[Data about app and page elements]

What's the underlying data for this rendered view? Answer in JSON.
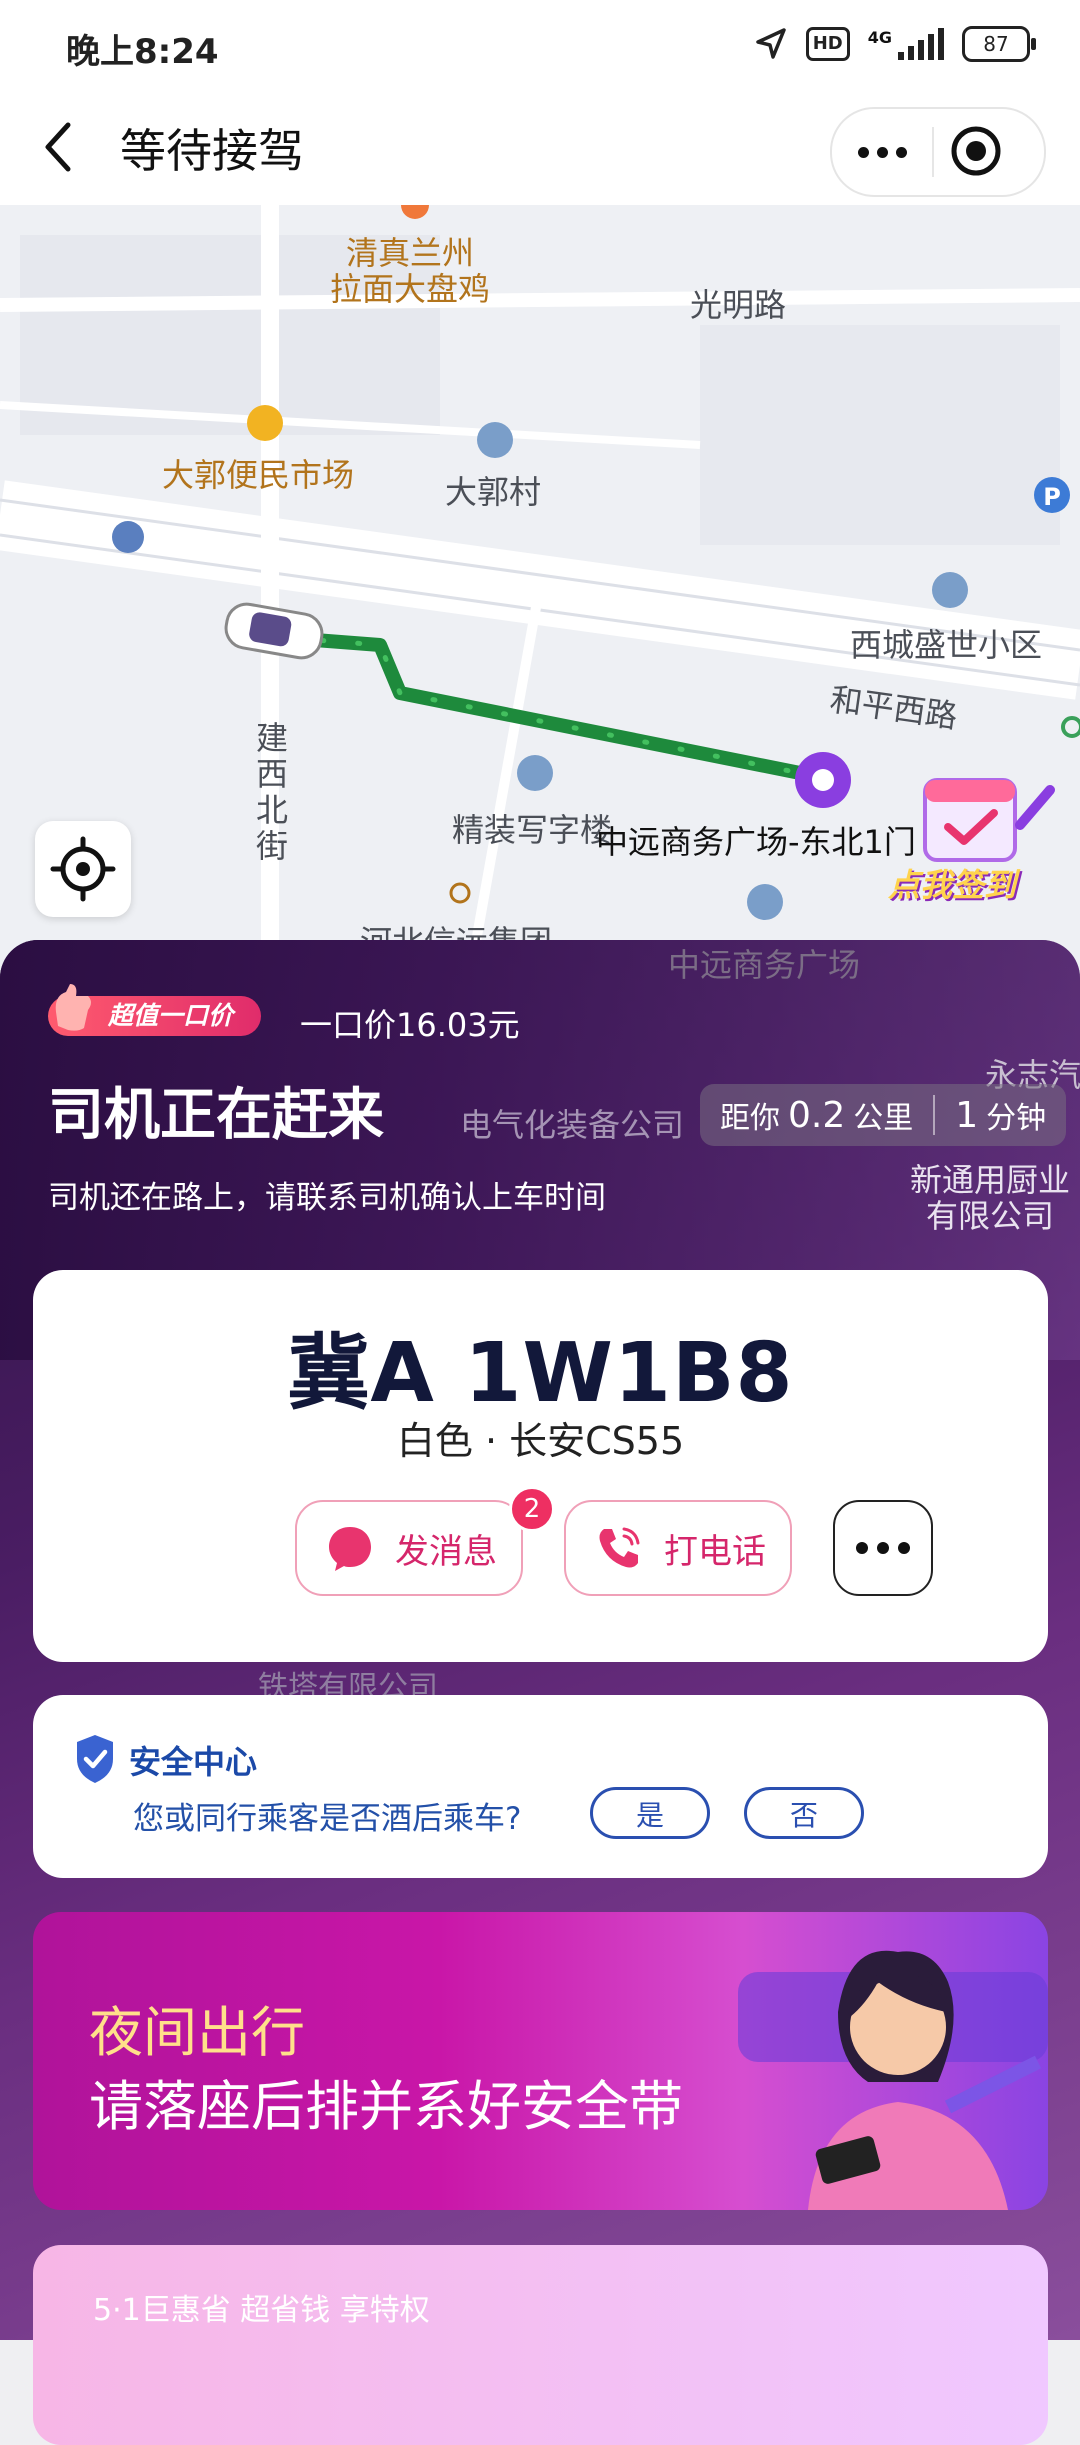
{
  "status_bar": {
    "time": "晚上8:24",
    "hd": "HD",
    "network": "4G",
    "battery": "87"
  },
  "nav": {
    "title": "等待接驾"
  },
  "map": {
    "labels": {
      "restaurant": "清真兰州\n拉面大盘鸡",
      "road1": "光明路",
      "market": "大郭便民市场",
      "village": "大郭村",
      "xicheng": "西城盛世小区",
      "heping": "和平西路",
      "jianxi": "建\n西\n北\n街",
      "office": "精装写字楼",
      "dest": "中远商务广场-东北1门",
      "hebei": "河北信远集团",
      "zhongyuan": "中远商务广场",
      "dianqi": "电气化装备公司",
      "yongzhi": "永志汽",
      "tongyong": "新通用厨业\n有限公司",
      "tieta": "铁塔有限公司"
    },
    "signin_label": "点我签到"
  },
  "panel": {
    "badge": "超值一口价",
    "price": "一口价16.03元",
    "heading": "司机正在赶来",
    "distance": {
      "prefix": "距你",
      "value": "0.2",
      "unit": "公里",
      "time_value": "1",
      "time_unit": "分钟"
    },
    "subtext": "司机还在路上，请联系司机确认上车时间"
  },
  "driver_card": {
    "plate": "冀A 1W1B8",
    "car": "白色 · 长安CS55",
    "message_label": "发消息",
    "message_count": "2",
    "call_label": "打电话"
  },
  "safety": {
    "title": "安全中心",
    "question": "您或同行乘客是否酒后乘车?",
    "yes": "是",
    "no": "否"
  },
  "banner": {
    "line1": "夜间出行",
    "line2": "请落座后排并系好安全带"
  },
  "promo": {
    "text": "5·1巨惠省 超省钱 享特权"
  },
  "colors": {
    "accent": "#d5266b",
    "route": "#1e8a3c",
    "panel": "#4a1d63",
    "safety": "#2a4fb0"
  }
}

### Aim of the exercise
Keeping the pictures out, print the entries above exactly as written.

### Completed task
What's the underlying data for this rendered view? Answer in JSON.
{
  "status_bar": {
    "time": "晚上8:24",
    "hd": "HD",
    "network": "4G",
    "battery": "87"
  },
  "nav": {
    "title": "等待接驾"
  },
  "map": {
    "labels": {
      "restaurant": "清真兰州\n拉面大盘鸡",
      "road1": "光明路",
      "market": "大郭便民市场",
      "village": "大郭村",
      "xicheng": "西城盛世小区",
      "heping": "和平西路",
      "jianxi": "建\n西\n北\n街",
      "office": "精装写字楼",
      "dest": "中远商务广场-东北1门",
      "hebei": "河北信远集团",
      "zhongyuan": "中远商务广场",
      "dianqi": "电气化装备公司",
      "yongzhi": "永志汽",
      "tongyong": "新通用厨业\n有限公司",
      "tieta": "铁塔有限公司"
    },
    "signin_label": "点我签到"
  },
  "panel": {
    "badge": "超值一口价",
    "price": "一口价16.03元",
    "heading": "司机正在赶来",
    "distance": {
      "prefix": "距你",
      "value": "0.2",
      "unit": "公里",
      "time_value": "1",
      "time_unit": "分钟"
    },
    "subtext": "司机还在路上，请联系司机确认上车时间"
  },
  "driver_card": {
    "plate": "冀A 1W1B8",
    "car": "白色 · 长安CS55",
    "message_label": "发消息",
    "message_count": "2",
    "call_label": "打电话"
  },
  "safety": {
    "title": "安全中心",
    "question": "您或同行乘客是否酒后乘车?",
    "yes": "是",
    "no": "否"
  },
  "banner": {
    "line1": "夜间出行",
    "line2": "请落座后排并系好安全带"
  },
  "promo": {
    "text": "5·1巨惠省 超省钱 享特权"
  },
  "colors": {
    "accent": "#d5266b",
    "route": "#1e8a3c",
    "panel": "#4a1d63",
    "safety": "#2a4fb0"
  }
}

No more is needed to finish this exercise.